We put this question to a group of HR professionals at Cape Group’s HR Technology Forum last Thursday. To begin we asked the group what are the biggest workforce challenges facing organisations in the next few years. Key challenges raised included the:

  • An ageing population: with older workers reaching retirement years, how do organisations manage skilled labour shortages and retain knowledge?
  • The flexible, global, mobile and virtual workers: what are the leadership skills required of the future manager?
  • Increasing immigration: how do you manage an increasing cultural shifts in the workplace, when there are statistics that around one in four people are now born overseas?
  • Expectations of Gen Ys: while it is a generalisation, the Gen Y tend to have a low desire to stay in a job too long, are frustrated how technology is used and accessed in the organisation, how do organisations provide them with a greater flexibility in the way they work?
  • Advances in technology: are we staying up to date and leveraging technology to reap the business benefits? Are we using technology to its full capability or are we restricting ourselves due to risk requirements?

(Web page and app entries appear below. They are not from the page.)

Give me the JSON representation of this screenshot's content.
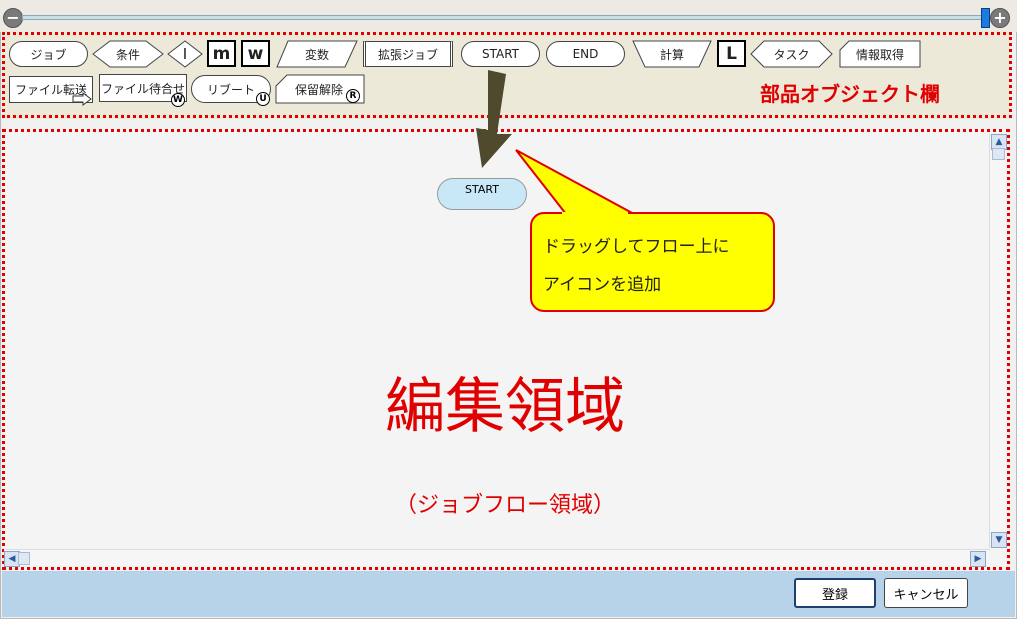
{
  "zoom": {
    "minus": "−",
    "plus": "+"
  },
  "palette": {
    "items": [
      "ジョブ",
      "条件",
      "I",
      "m",
      "w",
      "変数",
      "拡張ジョブ",
      "START",
      "END",
      "計算",
      "L",
      "タスク",
      "情報取得",
      "ファイル転送",
      "ファイル待合せ",
      "リブート",
      "保留解除"
    ],
    "marks": {
      "wait": "W",
      "reboot": "U",
      "release": "R"
    },
    "label": "部品オブジェクト欄"
  },
  "canvas": {
    "start_node": "START",
    "label": "編集領域",
    "sublabel": "（ジョブフロー領域）"
  },
  "callout": {
    "line1": "ドラッグしてフロー上に",
    "line2": "アイコンを追加"
  },
  "footer": {
    "register": "登録",
    "cancel": "キャンセル"
  },
  "colors": {
    "annotation": "#e00000",
    "callout_fill": "#ffff00",
    "start_fill": "#c9e8f7",
    "footer": "#b7d3e9",
    "arrow": "#4f4a2e"
  }
}
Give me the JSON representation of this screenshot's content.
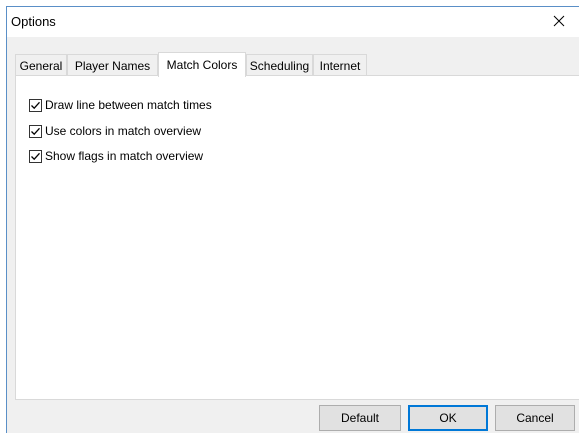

Who Is Responsible For Managing Workforce Challenges?

People have been discussing the future of the workforce for a while. YouTube clips on ‘Shift Happens’ have been around for over five years (http://www.youtube.com/watch?v=vdvo5FlRqmM). However, are organisations taking any steps to address future workforce challenges? Some believe that changes need to be driven by the CEO and board of executives. While successful change is usually driven from the top, many executives find it difficult in understanding the need. In addition, some executives have a traditional mindset and often are two to three generations away from their actual employees. They do not see an urgency to leave behind traditional work practices. This is particularly so in highly risk adverse industries (e.g financial services). So without leadership support then how do we prepare for the workforce changes?

There is a strong role for HR and OD practitioners to play in driving this change. HR and OD professionals will require strong strategic thinking, influencing skills and an understanding of business to be able to communicate to executives the business benefits and consequences of falling behind. Executives will need to realise there are opportunities to better leverage technology, foster innovation driven by diversity, develop talent, incorporate social media into people practices and make better use of data.

Organisations need to be developing concrete succession plans and introducing ways to capture knowledge to prepare for an ageing workforce. They need to be looking at the capability of their knowledge management systems and looking at different ways that they can better utilise older workers. For example, some organisations are beginning to utilise them as experts and introducing part time options as a way to transition to retirement.

The increasing demand for flexible working will mean organisations need to introduce attractive flexible working policies and develop ways to manage an independent workforce. Leaders need to be able to manage virtual, flexible, mobile and offshore teams. The workforce is becoming more diverse so good leaders need to ensure they have inclusive work practices.

It is both exciting and scary when we start to think about the future possibilities in the way we work. If organisations want to prepare and drive this, one of the first places to start is to identify the workforce capability they need for the future. The leader of the future is going to need to be innovative and agile, and be inclusive of their diverse workforce.